#### Task data
_ _ _ _ _

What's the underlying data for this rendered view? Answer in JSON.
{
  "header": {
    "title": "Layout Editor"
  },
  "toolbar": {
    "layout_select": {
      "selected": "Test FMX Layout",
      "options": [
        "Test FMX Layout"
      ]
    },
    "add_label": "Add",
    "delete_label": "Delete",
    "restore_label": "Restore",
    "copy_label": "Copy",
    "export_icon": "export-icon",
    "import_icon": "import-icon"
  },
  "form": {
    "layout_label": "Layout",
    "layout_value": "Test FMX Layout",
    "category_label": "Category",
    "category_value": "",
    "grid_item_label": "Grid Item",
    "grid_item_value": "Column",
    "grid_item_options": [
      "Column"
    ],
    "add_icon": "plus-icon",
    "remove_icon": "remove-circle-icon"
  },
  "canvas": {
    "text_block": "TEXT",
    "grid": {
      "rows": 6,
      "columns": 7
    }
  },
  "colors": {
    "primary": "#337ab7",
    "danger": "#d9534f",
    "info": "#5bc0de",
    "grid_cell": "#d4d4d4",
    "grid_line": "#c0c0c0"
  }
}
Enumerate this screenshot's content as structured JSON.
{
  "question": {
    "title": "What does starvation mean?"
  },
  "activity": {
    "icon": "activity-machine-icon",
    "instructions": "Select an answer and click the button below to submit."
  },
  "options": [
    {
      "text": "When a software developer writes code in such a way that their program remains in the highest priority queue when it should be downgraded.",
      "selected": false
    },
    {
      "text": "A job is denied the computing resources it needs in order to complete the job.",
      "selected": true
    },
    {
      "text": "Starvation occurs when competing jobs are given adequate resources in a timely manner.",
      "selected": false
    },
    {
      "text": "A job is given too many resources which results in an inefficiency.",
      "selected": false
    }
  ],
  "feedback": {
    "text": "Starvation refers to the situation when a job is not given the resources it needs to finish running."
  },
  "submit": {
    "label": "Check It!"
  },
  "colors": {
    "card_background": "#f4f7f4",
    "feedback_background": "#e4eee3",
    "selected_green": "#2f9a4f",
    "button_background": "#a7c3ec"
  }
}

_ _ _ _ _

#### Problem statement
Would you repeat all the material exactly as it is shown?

#### Completed task
What's the underlying data for this rendered view? Answer in JSON.
{
  "header": {
    "title": "Layout Editor"
  },
  "toolbar": {
    "layout_select": {
      "selected": "Test FMX Layout",
      "options": [
        "Test FMX Layout"
      ]
    },
    "add_label": "Add",
    "delete_label": "Delete",
    "restore_label": "Restore",
    "copy_label": "Copy",
    "export_icon": "export-icon",
    "import_icon": "import-icon"
  },
  "form": {
    "layout_label": "Layout",
    "layout_value": "Test FMX Layout",
    "category_label": "Category",
    "category_value": "",
    "grid_item_label": "Grid Item",
    "grid_item_value": "Column",
    "grid_item_options": [
      "Column"
    ],
    "add_icon": "plus-icon",
    "remove_icon": "remove-circle-icon"
  },
  "canvas": {
    "text_block": "TEXT",
    "grid": {
      "rows": 6,
      "columns": 7
    }
  },
  "colors": {
    "primary": "#337ab7",
    "danger": "#d9534f",
    "info": "#5bc0de",
    "grid_cell": "#d4d4d4",
    "grid_line": "#c0c0c0"
  }
}
Enumerate this screenshot's content as structured JSON.
{
  "question": {
    "title": "What does starvation mean?"
  },
  "activity": {
    "icon": "activity-machine-icon",
    "instructions": "Select an answer and click the button below to submit."
  },
  "options": [
    {
      "text": "When a software developer writes code in such a way that their program remains in the highest priority queue when it should be downgraded.",
      "selected": false
    },
    {
      "text": "A job is denied the computing resources it needs in order to complete the job.",
      "selected": true
    },
    {
      "text": "Starvation occurs when competing jobs are given adequate resources in a timely manner.",
      "selected": false
    },
    {
      "text": "A job is given too many resources which results in an inefficiency.",
      "selected": false
    }
  ],
  "feedback": {
    "text": "Starvation refers to the situation when a job is not given the resources it needs to finish running."
  },
  "submit": {
    "label": "Check It!"
  },
  "colors": {
    "card_background": "#f4f7f4",
    "feedback_background": "#e4eee3",
    "selected_green": "#2f9a4f",
    "button_background": "#a7c3ec"
  }
}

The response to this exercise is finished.